Among the lines below, return each one that contains the word "jett".

Data in this exercise:
--------------------------------------------------
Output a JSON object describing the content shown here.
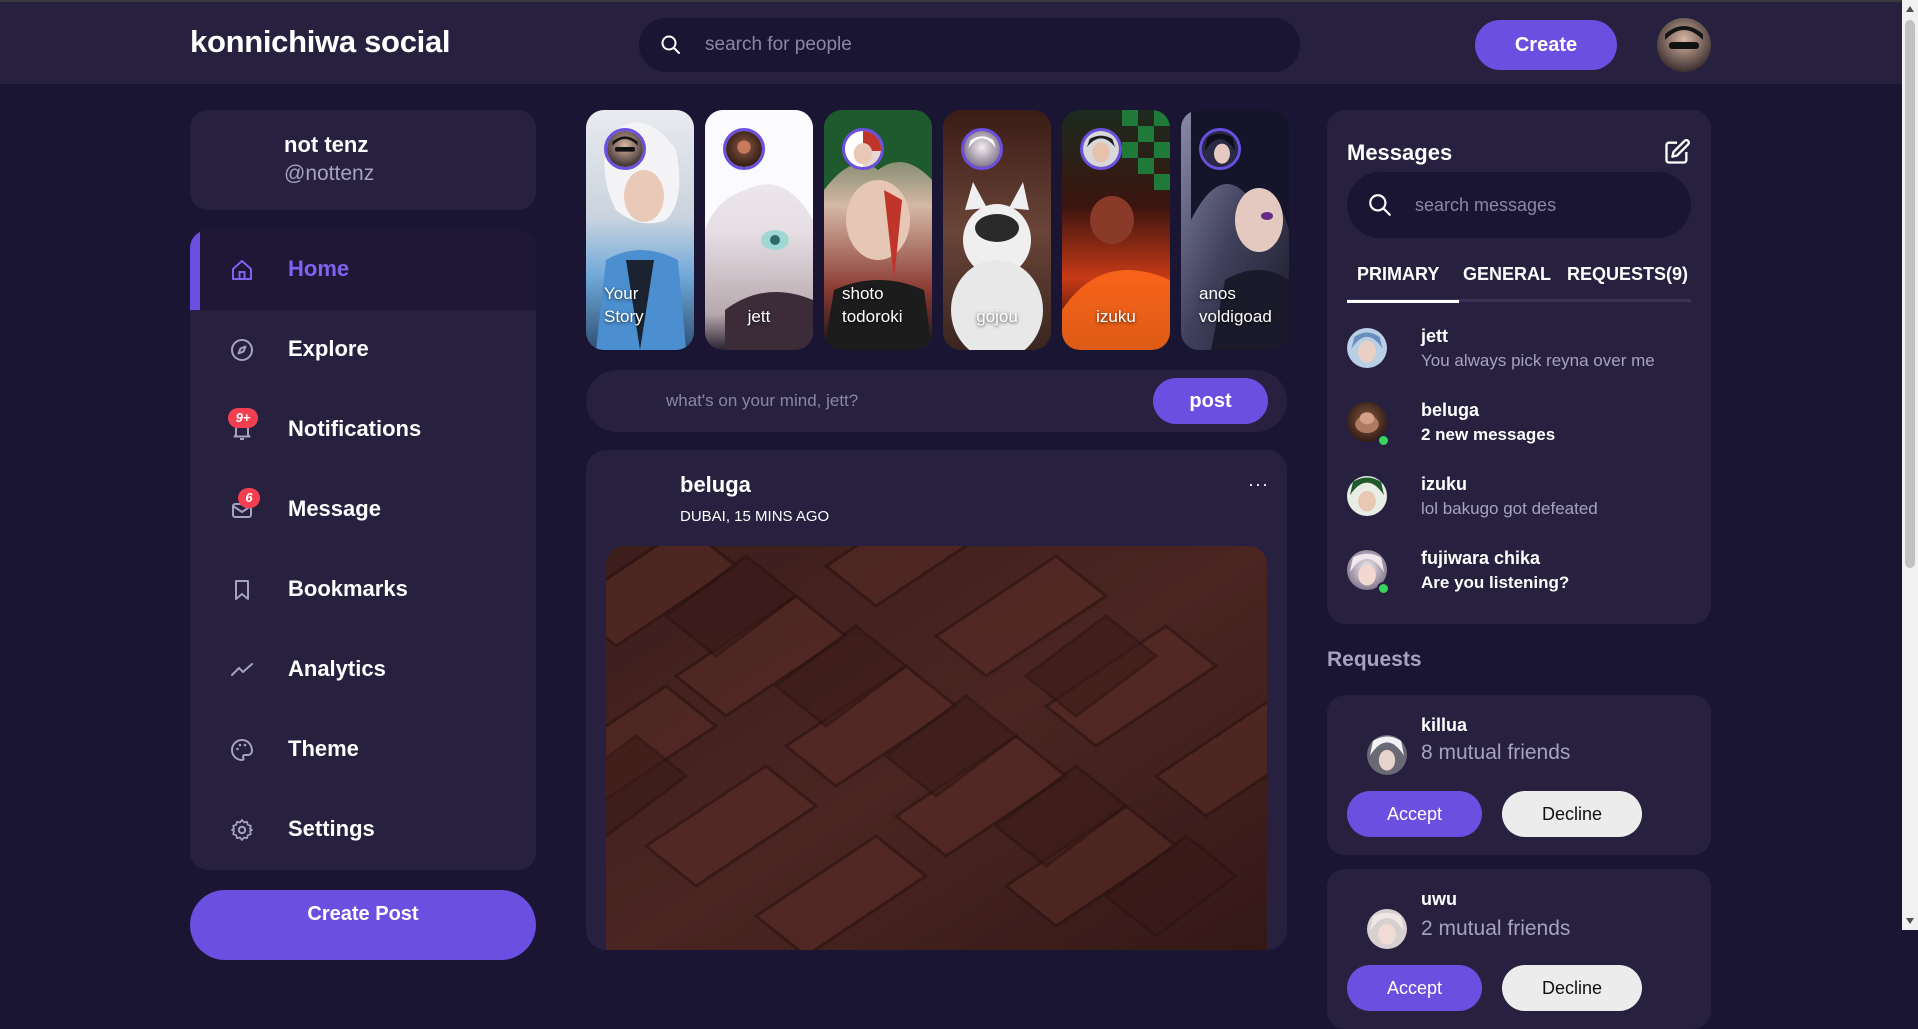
{
  "app": {
    "logo": "konnichiwa social"
  },
  "nav": {
    "search_placeholder": "search for people",
    "create_label": "Create"
  },
  "profile": {
    "name": "not tenz",
    "handle": "@nottenz"
  },
  "sidebar": {
    "items": [
      {
        "label": "Home",
        "icon": "home-icon",
        "active": true
      },
      {
        "label": "Explore",
        "icon": "compass-icon"
      },
      {
        "label": "Notifications",
        "icon": "bell-icon",
        "badge": "9+"
      },
      {
        "label": "Message",
        "icon": "mail-icon",
        "badge": "6"
      },
      {
        "label": "Bookmarks",
        "icon": "bookmark-icon"
      },
      {
        "label": "Analytics",
        "icon": "trend-icon"
      },
      {
        "label": "Theme",
        "icon": "palette-icon"
      },
      {
        "label": "Settings",
        "icon": "gear-icon"
      }
    ],
    "create_post_label": "Create Post"
  },
  "stories": [
    {
      "name": "Your\nStory"
    },
    {
      "name": "jett"
    },
    {
      "name": "shoto\ntodoroki"
    },
    {
      "name": "gojou"
    },
    {
      "name": "izuku"
    },
    {
      "name": "anos\nvoldigoad"
    }
  ],
  "compose": {
    "placeholder": "what's on your mind, jett?",
    "post_label": "post"
  },
  "feed": [
    {
      "author": "beluga",
      "meta": "DUBAI, 15 MINS AGO",
      "more": "···"
    }
  ],
  "messages": {
    "title": "Messages",
    "search_placeholder": "search messages",
    "tabs": [
      "PRIMARY",
      "GENERAL",
      "REQUESTS(9)"
    ],
    "items": [
      {
        "name": "jett",
        "text": "You always pick reyna over me",
        "unread": false,
        "online": false
      },
      {
        "name": "beluga",
        "text": "2 new messages",
        "unread": true,
        "online": true
      },
      {
        "name": "izuku",
        "text": "lol bakugo got defeated",
        "unread": false,
        "online": false
      },
      {
        "name": "fujiwara chika",
        "text": "Are you listening?",
        "unread": true,
        "online": true
      }
    ]
  },
  "requests": {
    "title": "Requests",
    "items": [
      {
        "name": "killua",
        "mutual": "8 mutual friends",
        "accept": "Accept",
        "decline": "Decline"
      },
      {
        "name": "uwu",
        "mutual": "2 mutual friends",
        "accept": "Accept",
        "decline": "Decline"
      }
    ]
  },
  "colors": {
    "bg": "#1a1533",
    "card": "#27203f",
    "accent": "#6a4fe0",
    "badge": "#f33f4f",
    "online": "#39d35f"
  }
}
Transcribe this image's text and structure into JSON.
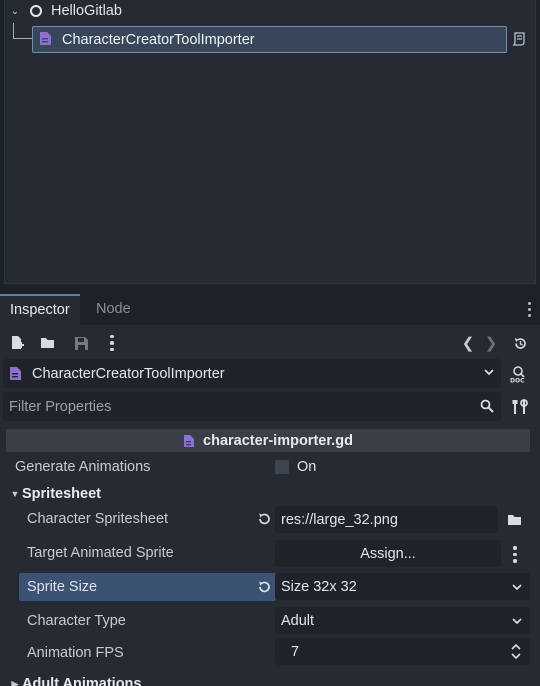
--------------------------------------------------
Answer box:
      "name": "jett"
    "placeholder": "what's on your mind, jett?",
        "name": "jett",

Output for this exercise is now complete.